Hearthstone's next foray into storytelling via combat maths will be Murder at Castle Nathria, which from the initial batch of cards and accompanying fluff sounds like Team 5's take on stuff like Knives Out and Clue. "Sire Denathrius—former leader of Revendreth—has invited his enemies as guests to his Castle for an elegant dinner soiree," writes Blizzard. "The evening is going swimmingly… until suddenly, the Sire himself is murdered!" 

The set is out on August 2 and will comprise 135 cards, of which we're told 10 will be legendary 'suspects'—one per class, each with a motive to unearth. (I have to confess I have no idea how said sleuthing will happen, or in what form the eventual murderer will be revealed.) Mechanically, we're getting a new type of card and a new 'Keyword'. 

Location cards are placed on the board like minions, but have a buff which can be activated once per turn (but can't be proc'd on the turn they're played). Like weapons, they have a limited durability which decreases with each activation. 

Infuse is the new keyword, which involves drinking in the lost 'anima' when a minion dies until the card transforms into a more powerful version of itself.
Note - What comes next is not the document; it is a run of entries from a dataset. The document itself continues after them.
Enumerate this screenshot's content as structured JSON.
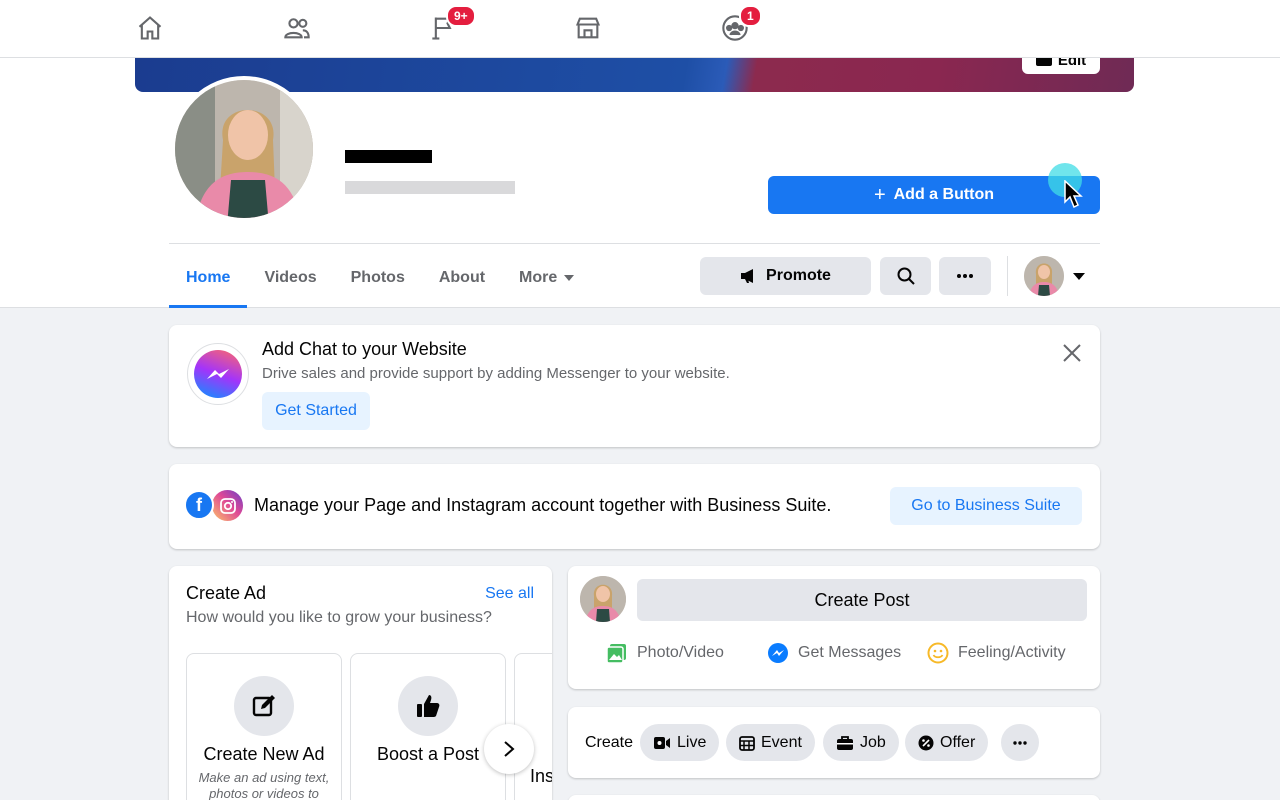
{
  "topnav": {
    "items": [
      {
        "icon": "home-icon",
        "badge": ""
      },
      {
        "icon": "people-icon",
        "badge": ""
      },
      {
        "icon": "flag-icon",
        "badge": "9+"
      },
      {
        "icon": "store-icon",
        "badge": ""
      },
      {
        "icon": "groups-icon",
        "badge": "1"
      }
    ]
  },
  "header": {
    "edit_cover_label": "Edit",
    "add_button_label": "Add a Button",
    "tabs": [
      "Home",
      "Videos",
      "Photos",
      "About",
      "More"
    ],
    "promote_label": "Promote"
  },
  "chat_card": {
    "title": "Add Chat to your Website",
    "subtitle": "Drive sales and provide support by adding Messenger to your website.",
    "cta": "Get Started"
  },
  "suite_card": {
    "text": "Manage your Page and Instagram account together with Business Suite.",
    "cta": "Go to Business Suite"
  },
  "ad_card": {
    "title": "Create Ad",
    "subtitle": "How would you like to grow your business?",
    "see_all": "See all",
    "tiles": [
      {
        "label": "Create New Ad",
        "desc": "Make an ad using text, photos or videos to"
      },
      {
        "label": "Boost a Post",
        "desc": ""
      },
      {
        "label": "Ins",
        "desc": ""
      }
    ]
  },
  "post_card": {
    "create_post": "Create Post",
    "actions": [
      "Photo/Video",
      "Get Messages",
      "Feeling/Activity"
    ]
  },
  "create_card": {
    "label": "Create",
    "pills": [
      "Live",
      "Event",
      "Job",
      "Offer"
    ]
  },
  "colors": {
    "accent": "#1877f2",
    "badge": "#e41e3f",
    "background": "#f0f2f5"
  }
}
Blizzard says: "Hold these cards in your hand until they’re fully infused—the transformation comes with completely new artwork." 

To celebrate the new set, all players will be given the neutral legendary card Prince Renathal as a login reward, which is live now. He's a 3-Mana 3/4 with text that reads: "Your deck size and starting Health are 40." More Health is obviously a good thing, but being able to include more cards is actually a down side unless you're playing a deck very specifically designed to go incredibly long. But Tim, surely having more cards is also better? No. It's actually one of the noob lessons you eventually learn while playing card games. The smaller the deck, the more consistently you will draw into your strongest cards. A bigger deck invariably means including weaker choices which you're less happy to draw. 

Anyway, with that vital life lesson over, I will close by saying I love the crime theme and spooky Hearthstone is often the best Hearthstone. I mean come on, if Murloc Holmes isn't the single greatest pun in Blizzard history, I don't know what is. (This is not an invitation.) The old art was better though. I've embedded the cards revealed so far below, and you can find all the usual pre-order info for Murder at Castle Nathria over at the official site. 

There will also be a dev stream hosted by streamer  Brian Kibler and game designer Leo Robles Gonzalez on Friday, July 1, at 11am PST on Twitch and Youtube, where they'll go into more depth about the new mechanics.

Tim Clark

With over two decades covering videogames, Tim has been there from the beginning. In his case, that meant playing Elite in 'co-op' on a BBC Micro (one player uses the movement keys, the other shoots) until his parents finally caved and bought an Amstrad CPC 6128. These days, when not steering the good ship PC Gamer, Tim spends his time complaining that all Priest mains in Hearthstone are degenerates and raiding in Destiny 2. He's almost certainly doing one of these right now.